- _WHAT THE TASK ASKS_:
The answer must be every line below that holds the word "floppy".

- _EXTRACTED ENTRIES_:
------------------------------

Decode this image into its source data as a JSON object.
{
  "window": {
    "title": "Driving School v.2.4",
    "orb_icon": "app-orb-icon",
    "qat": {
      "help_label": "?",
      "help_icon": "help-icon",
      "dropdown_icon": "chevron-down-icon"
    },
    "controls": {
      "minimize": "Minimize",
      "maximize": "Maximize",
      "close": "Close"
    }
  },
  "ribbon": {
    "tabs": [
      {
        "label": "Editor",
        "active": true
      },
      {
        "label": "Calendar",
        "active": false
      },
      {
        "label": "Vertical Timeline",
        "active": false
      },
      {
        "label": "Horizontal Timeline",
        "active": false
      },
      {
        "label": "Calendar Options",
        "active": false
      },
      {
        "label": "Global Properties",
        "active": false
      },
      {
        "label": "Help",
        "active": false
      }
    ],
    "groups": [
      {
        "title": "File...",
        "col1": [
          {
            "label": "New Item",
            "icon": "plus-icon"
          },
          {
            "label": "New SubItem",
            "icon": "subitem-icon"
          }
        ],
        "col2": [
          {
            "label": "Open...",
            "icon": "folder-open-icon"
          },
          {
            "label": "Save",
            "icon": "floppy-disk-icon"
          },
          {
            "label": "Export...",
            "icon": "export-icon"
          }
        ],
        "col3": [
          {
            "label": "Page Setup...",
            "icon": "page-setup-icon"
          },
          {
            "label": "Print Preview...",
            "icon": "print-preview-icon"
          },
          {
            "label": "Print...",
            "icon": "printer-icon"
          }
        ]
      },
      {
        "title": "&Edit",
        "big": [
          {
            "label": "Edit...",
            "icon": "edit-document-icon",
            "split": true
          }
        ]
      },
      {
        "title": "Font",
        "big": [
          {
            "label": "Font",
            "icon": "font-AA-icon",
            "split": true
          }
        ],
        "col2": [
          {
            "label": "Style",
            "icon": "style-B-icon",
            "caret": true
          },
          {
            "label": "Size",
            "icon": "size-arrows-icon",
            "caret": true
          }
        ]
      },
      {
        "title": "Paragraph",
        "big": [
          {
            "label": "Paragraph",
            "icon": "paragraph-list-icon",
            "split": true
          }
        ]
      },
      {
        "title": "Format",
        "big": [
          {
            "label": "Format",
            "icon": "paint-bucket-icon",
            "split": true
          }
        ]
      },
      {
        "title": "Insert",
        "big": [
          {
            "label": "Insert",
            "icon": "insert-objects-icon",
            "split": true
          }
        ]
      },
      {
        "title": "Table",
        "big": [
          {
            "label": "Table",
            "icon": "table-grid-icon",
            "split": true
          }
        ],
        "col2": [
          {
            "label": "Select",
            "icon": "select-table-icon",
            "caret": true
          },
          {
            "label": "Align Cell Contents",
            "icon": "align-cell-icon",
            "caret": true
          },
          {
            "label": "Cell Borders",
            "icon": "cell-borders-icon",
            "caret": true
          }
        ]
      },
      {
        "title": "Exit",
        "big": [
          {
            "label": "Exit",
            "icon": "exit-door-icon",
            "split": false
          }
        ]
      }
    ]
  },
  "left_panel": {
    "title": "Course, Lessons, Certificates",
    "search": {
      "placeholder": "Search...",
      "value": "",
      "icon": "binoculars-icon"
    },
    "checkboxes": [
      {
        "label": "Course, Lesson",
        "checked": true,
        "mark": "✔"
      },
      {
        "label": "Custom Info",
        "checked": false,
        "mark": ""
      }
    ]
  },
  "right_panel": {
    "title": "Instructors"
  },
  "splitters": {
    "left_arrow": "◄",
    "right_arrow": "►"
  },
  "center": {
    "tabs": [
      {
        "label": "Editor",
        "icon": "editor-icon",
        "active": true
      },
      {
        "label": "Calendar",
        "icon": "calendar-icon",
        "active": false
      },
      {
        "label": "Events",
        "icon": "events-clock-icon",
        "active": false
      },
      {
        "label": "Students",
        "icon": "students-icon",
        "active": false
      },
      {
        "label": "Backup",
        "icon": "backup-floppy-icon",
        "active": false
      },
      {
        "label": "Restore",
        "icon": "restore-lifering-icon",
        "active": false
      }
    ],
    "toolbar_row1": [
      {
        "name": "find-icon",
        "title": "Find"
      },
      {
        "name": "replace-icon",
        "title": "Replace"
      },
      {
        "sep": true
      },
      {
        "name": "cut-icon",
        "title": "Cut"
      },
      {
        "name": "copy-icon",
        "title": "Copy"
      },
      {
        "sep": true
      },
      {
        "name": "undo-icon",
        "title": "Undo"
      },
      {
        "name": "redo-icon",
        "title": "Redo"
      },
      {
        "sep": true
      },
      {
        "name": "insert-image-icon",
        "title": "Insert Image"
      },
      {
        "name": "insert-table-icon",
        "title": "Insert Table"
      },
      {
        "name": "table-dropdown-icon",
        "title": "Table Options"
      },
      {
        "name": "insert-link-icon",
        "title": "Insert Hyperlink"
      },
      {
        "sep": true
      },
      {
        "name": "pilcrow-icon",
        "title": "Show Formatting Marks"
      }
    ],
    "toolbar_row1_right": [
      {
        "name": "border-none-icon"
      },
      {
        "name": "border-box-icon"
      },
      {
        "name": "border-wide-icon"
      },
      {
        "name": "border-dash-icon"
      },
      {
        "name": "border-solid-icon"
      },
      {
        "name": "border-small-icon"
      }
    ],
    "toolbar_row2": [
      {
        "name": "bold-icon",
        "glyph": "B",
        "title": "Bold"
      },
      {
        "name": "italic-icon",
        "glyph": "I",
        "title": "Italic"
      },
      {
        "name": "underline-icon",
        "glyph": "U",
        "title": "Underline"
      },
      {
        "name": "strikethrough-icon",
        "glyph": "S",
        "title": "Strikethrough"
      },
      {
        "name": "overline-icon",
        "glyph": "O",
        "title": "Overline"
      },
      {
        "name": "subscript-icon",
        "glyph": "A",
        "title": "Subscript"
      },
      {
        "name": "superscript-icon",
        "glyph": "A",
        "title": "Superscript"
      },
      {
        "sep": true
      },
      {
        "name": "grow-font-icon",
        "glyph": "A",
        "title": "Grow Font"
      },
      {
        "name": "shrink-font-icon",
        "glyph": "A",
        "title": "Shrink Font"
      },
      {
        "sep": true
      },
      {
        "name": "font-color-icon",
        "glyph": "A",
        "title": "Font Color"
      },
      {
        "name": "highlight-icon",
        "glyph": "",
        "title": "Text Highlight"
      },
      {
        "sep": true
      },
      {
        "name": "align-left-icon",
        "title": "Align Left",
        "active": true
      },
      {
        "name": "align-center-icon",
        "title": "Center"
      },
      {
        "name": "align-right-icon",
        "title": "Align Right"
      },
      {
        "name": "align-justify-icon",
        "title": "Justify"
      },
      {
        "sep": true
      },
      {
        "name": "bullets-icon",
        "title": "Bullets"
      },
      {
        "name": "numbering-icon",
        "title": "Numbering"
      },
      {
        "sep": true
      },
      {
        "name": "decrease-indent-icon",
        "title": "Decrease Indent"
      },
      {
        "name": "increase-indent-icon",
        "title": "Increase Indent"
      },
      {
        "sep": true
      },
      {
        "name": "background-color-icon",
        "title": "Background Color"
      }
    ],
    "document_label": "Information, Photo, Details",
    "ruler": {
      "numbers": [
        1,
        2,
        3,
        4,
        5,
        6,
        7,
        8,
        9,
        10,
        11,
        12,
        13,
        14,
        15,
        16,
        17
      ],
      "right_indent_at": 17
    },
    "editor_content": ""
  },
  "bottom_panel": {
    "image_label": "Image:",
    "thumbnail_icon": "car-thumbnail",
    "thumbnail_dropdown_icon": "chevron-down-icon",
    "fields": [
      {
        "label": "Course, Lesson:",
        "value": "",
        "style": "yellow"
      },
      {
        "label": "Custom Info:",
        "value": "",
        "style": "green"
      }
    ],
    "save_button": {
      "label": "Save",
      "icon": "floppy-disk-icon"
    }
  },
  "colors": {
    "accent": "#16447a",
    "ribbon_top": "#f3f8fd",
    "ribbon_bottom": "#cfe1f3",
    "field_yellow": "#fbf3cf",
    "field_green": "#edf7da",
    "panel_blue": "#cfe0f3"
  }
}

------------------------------

- _COMPLETED TASK_:
            "icon": "floppy-disk-icon"
        "icon": "backup-floppy-icon",
      "icon": "floppy-disk-icon"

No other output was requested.